As many of you may have read, Comical-Musings is now being taken over by the authorship group of The Writer’s Blok. These 5 like-minded individuals will be partnering with me, Scott Deaux as the editor-in-chief to bring you larger quantities of content, greater quality content, and different viewpoints that allow the blog to become something greater than just my singular thoughts and knowledge about things. One of these new Writer’s Blok contributors is my wife’s best friend for many years, Cap. Cap shares his namesake with his favorite superhero, Captain America. Though, Comical-Musings ain’t rolling out no “Replacement Bucky Cap,” here! After he hung up his Nazi-killing gloves, Cap received an English Lit degree from Texas A&M and has written previously on a political blog for over a year. I know what you are asking yourself…The answer is “Yes, this does make him the most qualified author on Comical-Musings.”
Established horror artist Richard Corben has nearly 40 of animation/writing work under his belt, in 2008 he took his work to the adaptation of some of HP Lovecraft’s stories and poems into comic book form. He’s worked on numerous projects, most bordering on the bizarre or fantastical (an excellent focus to have for one who wishes to develop a Lovecraftian comic). I was wandering though a local bookstore and happened across his volume, drawn in by the cover art, and then snagged by the title, without much further thought it was on its way home with me.
In this collection, Corben has adapted 9 works of Lovecraft into comic form. Obviously for the shorter works, such as his adaption of poems, he’s taken more license with how he plays the stories out, ensuring that they do indeed follow the words of Lovecraft without betraying the story held within. Don’t believe me? The Volume version of this collection boasts each story/poem following each comic’s conclusion. I would venture that this benefits readers who’ve never read Lovecraft before, because it saves them from having to track down the original story/poem in an alternate anthology (pretty convenient if you ask me).
His animation style seems fairly straight forward given a cursory glance, but when you take the time to really look into his work (rather than just ‘at it’) and examine the work progressively, you start to notice hints of surrealism creeping into each subsequent frame. As the stories progress the implementation of surrealism (and horror) grows even stronger, and little by little, what started out as a somber visual event is unleashed into visually chaotic and maddening scenes seasoned Lovecraft-readers would know to expect. By the final frames, events are clearly out of hand, a clear emotion of terror and fear blatantly over take the page. Ordinarily I would contend that a straight grayscale animation style like this would be incapable of portraying the staple of most horror animations; gore, but this obviously did not hinder a veteran like Corben. When the build of the frame and angle allow even the gray gore to “pop” from the rest of the presented grays, you’re looking at something special.
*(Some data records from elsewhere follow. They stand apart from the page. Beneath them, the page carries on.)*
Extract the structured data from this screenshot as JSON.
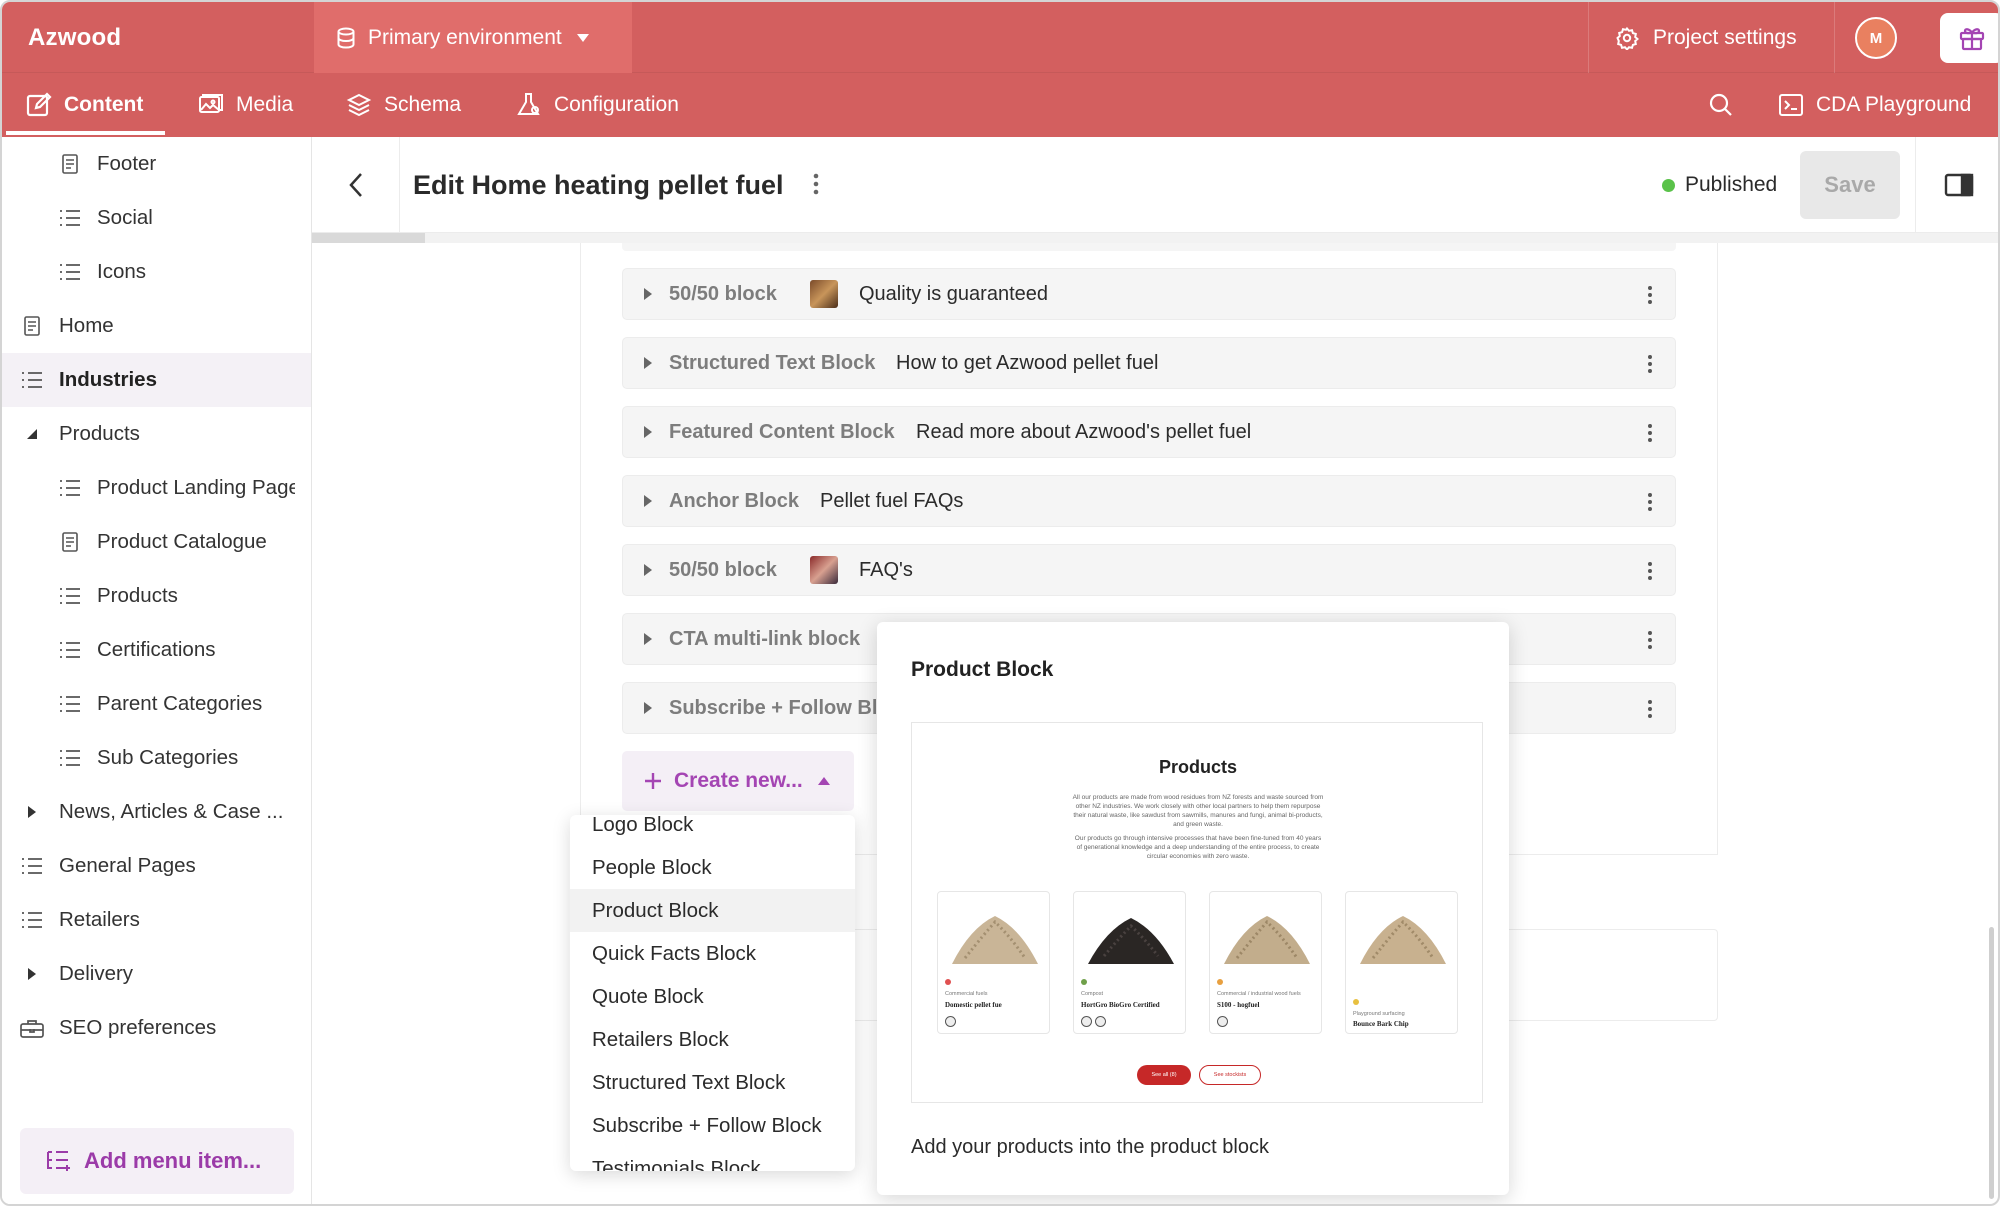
{
  "app": {
    "brand": "Azwood",
    "environment": "Primary environment",
    "project_settings": "Project settings",
    "avatar_initial": "M"
  },
  "nav": {
    "tabs": [
      {
        "label": "Content",
        "icon": "edit-icon",
        "active": true
      },
      {
        "label": "Media",
        "icon": "image-icon",
        "active": false
      },
      {
        "label": "Schema",
        "icon": "layers-icon",
        "active": false
      },
      {
        "label": "Configuration",
        "icon": "flask-icon",
        "active": false
      }
    ],
    "cda_playground": "CDA Playground"
  },
  "sidebar": {
    "items": [
      {
        "label": "Footer",
        "icon": "page-icon",
        "depth": 1
      },
      {
        "label": "Social",
        "icon": "list-icon",
        "depth": 1
      },
      {
        "label": "Icons",
        "icon": "list-icon",
        "depth": 1
      },
      {
        "label": "Home",
        "icon": "page-icon",
        "depth": 0
      },
      {
        "label": "Industries",
        "icon": "list-icon",
        "depth": 0,
        "active": true
      },
      {
        "label": "Products",
        "icon": "caret-down-icon",
        "depth": 0
      },
      {
        "label": "Product Landing Page",
        "icon": "list-icon",
        "depth": 1
      },
      {
        "label": "Product Catalogue",
        "icon": "page-icon",
        "depth": 1
      },
      {
        "label": "Products",
        "icon": "list-icon",
        "depth": 1
      },
      {
        "label": "Certifications",
        "icon": "list-icon",
        "depth": 1
      },
      {
        "label": "Parent Categories",
        "icon": "list-icon",
        "depth": 1
      },
      {
        "label": "Sub Categories",
        "icon": "list-icon",
        "depth": 1
      },
      {
        "label": "News, Articles & Case ...",
        "icon": "caret-right-icon",
        "depth": 0
      },
      {
        "label": "General Pages",
        "icon": "list-icon",
        "depth": 0
      },
      {
        "label": "Retailers",
        "icon": "list-icon",
        "depth": 0
      },
      {
        "label": "Delivery",
        "icon": "caret-right-icon",
        "depth": 0
      },
      {
        "label": "SEO preferences",
        "icon": "toolbox-icon",
        "depth": 0
      }
    ],
    "add_menu_item": "Add menu item..."
  },
  "editor": {
    "title": "Edit Home heating pellet fuel",
    "status": "Published",
    "save_label": "Save",
    "status_color": "#5ac24a"
  },
  "blocks": [
    {
      "type": "50/50 block",
      "title": "Quality is guaranteed",
      "thumb": true
    },
    {
      "type": "Structured Text Block",
      "title": "How to get Azwood pellet fuel",
      "thumb": false
    },
    {
      "type": "Featured Content Block",
      "title": "Read more about Azwood's pellet fuel",
      "thumb": false
    },
    {
      "type": "Anchor Block",
      "title": "Pellet fuel FAQs",
      "thumb": false
    },
    {
      "type": "50/50 block",
      "title": "FAQ's",
      "thumb": true
    },
    {
      "type": "CTA multi-link block",
      "title": "",
      "thumb": false
    },
    {
      "type": "Subscribe + Follow Blo",
      "title": "",
      "thumb": false
    }
  ],
  "create_new": "Create new...",
  "dropdown": {
    "items": [
      "Logo Block",
      "People Block",
      "Product Block",
      "Quick Facts Block",
      "Quote Block",
      "Retailers Block",
      "Structured Text Block",
      "Subscribe + Follow Block",
      "Testimonials Block"
    ],
    "highlighted": "Product Block"
  },
  "preview": {
    "title": "Product Block",
    "mini_heading": "Products",
    "mini_text_1": "All our products are made from wood residues from NZ forests and waste sourced from other NZ industries. We work closely with other local partners to help them repurpose their natural waste, like sawdust from sawmills, manures and fungi, animal bi-products, and green waste.",
    "mini_text_2": "Our products go through intensive processes that have been fine-tuned from 40 years of generational knowledge and a deep understanding of the entire process, to create circular economies with zero waste.",
    "products": [
      {
        "category": "Commercial fuels",
        "name": "Domestic pellet fue",
        "color": "#c9b597",
        "tag": "#e05050"
      },
      {
        "category": "Compost",
        "name": "HortGro BioGro Certified",
        "color": "#2a2624",
        "tag": "#6fa04a"
      },
      {
        "category": "Commercial / industrial wood fuels",
        "name": "S100 - hogfuel",
        "color": "#c2ad8c",
        "tag": "#e8a040"
      },
      {
        "category": "Playground surfacing",
        "name": "Bounce Bark Chip",
        "color": "#c8b18f",
        "tag": "#e8c040"
      }
    ],
    "btn_see_all": "See all (8)",
    "btn_stockists": "See stockists",
    "description": "Add your products into the product block"
  },
  "colors": {
    "brand": "#d35f5f",
    "accent": "#a445b3"
  }
}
Probably my most favorite of the adaptations is “Facts Concerning the Late Arthur Jermyn and His Family” (though “Dagon” deserve a 1A rating); just like the others it will end in despair, but this one does the best at foreshadowing that fact from the very first page. We’re given a protagonist, Arthur, desperately vying for societal acceptance into a gentlemen’s social club (note to potential younger readers; gentlemen’s club had an entirely different context back in Lovecraft’s days; Arthur was not ‘jones-ing for a lap-dance’), however the major roadblock to gaining that validation that he so desperately desires is his family’s past. His great grandfather supposedly found an ancient civilization of ape-men in the Congo and lived amongst them for a year, but never provided proof of their existence. He brought a wife back from the excursion, but sheltered her from society and she left him when they made a return trip to the Congo. Shortly after she left him, he was institutionalized. The dishonor did not end there though, for the following generation’s heir was infamous for rape, and the generation’s heir after that violently murdered a portion of the Jermyn family.
In essence Arthur’s own blood is holding him back from personal satisfaction and establishing himself in society. That’s a situation that I think can resonate well with people, as we’ve all been caught in those social instances where we’ve been judged by the actions (or inactions) of our relations and not by our own merits. As the dialogue continues a sense of primal desperation overtakes Arthur as he lashes out violently striking at his opposition; immediately after he’s subdued and continues his pleas he offers up his pacifist poetry as evidence of his refinement and further proof that he’s different from his past. As if on command Arthur’s shipment arrives from a colleague in Africa, proof that his great grandfather had indeed found a lost civilization. As they open the crate they find a female apelike corpse, with a necklace of the Jermyn coat of arms, a bystander remarks that both the corpse and Arthur share the same birthmark. A fit of instant self realization overtakes Arthur as his odd features and family’s violent history come into focus as a response he bursts through a window, runs out to a car and ignites himself in a torrent of flames thanks to a stolen gas tank. The final frame shows a bright inferno with an anguished form at the center set in front of the mansion at night.
The art alone makes this volume well worth purchasing and any Lovecraft fan should definitely give this volume a chance and add it to their collection.